[Dataset rows describing interfaces]

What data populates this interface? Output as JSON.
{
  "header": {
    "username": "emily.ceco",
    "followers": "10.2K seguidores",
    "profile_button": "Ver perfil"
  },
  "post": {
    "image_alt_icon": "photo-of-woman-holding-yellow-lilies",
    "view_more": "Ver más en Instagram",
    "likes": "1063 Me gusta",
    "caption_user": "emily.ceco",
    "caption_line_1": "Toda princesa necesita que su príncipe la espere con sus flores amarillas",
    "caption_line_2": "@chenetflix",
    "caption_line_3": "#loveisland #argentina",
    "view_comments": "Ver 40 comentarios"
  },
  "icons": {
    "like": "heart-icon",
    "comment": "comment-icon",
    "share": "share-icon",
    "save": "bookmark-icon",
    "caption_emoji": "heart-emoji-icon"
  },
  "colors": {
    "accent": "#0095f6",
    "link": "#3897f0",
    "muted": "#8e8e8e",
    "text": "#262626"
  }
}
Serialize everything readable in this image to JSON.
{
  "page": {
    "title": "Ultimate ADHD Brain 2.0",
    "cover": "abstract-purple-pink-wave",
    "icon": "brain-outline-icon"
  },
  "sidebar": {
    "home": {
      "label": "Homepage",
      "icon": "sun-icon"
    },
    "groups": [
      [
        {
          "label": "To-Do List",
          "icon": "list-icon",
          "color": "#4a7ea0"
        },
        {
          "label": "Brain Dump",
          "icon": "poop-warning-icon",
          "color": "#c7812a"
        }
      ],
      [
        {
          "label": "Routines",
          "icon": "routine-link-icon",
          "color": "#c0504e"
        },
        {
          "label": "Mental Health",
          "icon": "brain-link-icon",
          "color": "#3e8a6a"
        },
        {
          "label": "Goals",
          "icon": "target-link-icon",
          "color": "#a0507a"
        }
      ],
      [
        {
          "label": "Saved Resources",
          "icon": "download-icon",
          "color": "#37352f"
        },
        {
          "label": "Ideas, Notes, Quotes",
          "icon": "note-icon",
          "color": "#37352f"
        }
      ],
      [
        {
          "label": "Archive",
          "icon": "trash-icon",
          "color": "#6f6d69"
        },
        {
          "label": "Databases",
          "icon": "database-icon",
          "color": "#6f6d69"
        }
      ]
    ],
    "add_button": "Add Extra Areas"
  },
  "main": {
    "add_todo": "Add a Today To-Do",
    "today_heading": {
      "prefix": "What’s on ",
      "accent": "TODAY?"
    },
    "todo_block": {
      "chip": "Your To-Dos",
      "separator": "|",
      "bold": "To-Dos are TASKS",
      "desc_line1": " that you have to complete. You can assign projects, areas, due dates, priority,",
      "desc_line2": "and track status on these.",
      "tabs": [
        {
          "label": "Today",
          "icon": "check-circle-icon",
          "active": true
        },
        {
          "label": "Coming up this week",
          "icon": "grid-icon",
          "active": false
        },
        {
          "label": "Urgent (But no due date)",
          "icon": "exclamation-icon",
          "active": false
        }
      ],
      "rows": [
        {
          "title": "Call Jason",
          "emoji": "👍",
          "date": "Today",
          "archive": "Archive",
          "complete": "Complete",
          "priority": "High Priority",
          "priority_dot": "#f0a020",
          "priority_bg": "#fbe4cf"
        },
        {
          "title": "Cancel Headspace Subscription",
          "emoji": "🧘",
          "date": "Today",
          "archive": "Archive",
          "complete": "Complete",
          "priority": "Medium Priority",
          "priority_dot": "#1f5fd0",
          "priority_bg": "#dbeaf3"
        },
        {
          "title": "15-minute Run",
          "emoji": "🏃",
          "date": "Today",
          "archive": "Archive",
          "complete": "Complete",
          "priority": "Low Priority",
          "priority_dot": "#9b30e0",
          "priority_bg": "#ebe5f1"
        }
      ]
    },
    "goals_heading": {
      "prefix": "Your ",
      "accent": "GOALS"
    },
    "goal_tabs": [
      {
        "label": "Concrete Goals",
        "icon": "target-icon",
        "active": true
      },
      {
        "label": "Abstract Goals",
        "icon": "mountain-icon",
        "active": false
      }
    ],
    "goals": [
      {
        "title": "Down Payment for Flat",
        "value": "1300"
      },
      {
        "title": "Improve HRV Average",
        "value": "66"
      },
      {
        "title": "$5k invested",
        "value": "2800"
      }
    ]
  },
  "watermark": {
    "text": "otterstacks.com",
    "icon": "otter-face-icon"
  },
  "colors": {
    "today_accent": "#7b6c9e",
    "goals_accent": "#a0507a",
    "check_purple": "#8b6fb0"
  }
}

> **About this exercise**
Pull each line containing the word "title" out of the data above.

> **Response for this exercise**
    "title": "Ultimate ADHD Brain 2.0",
          "title": "Call Jason",
          "title": "Cancel Headspace Subscription",
          "title": "15-minute Run",
        "title": "Down Payment for Flat",
        "title": "Improve HRV Average",
        "title": "$5k invested",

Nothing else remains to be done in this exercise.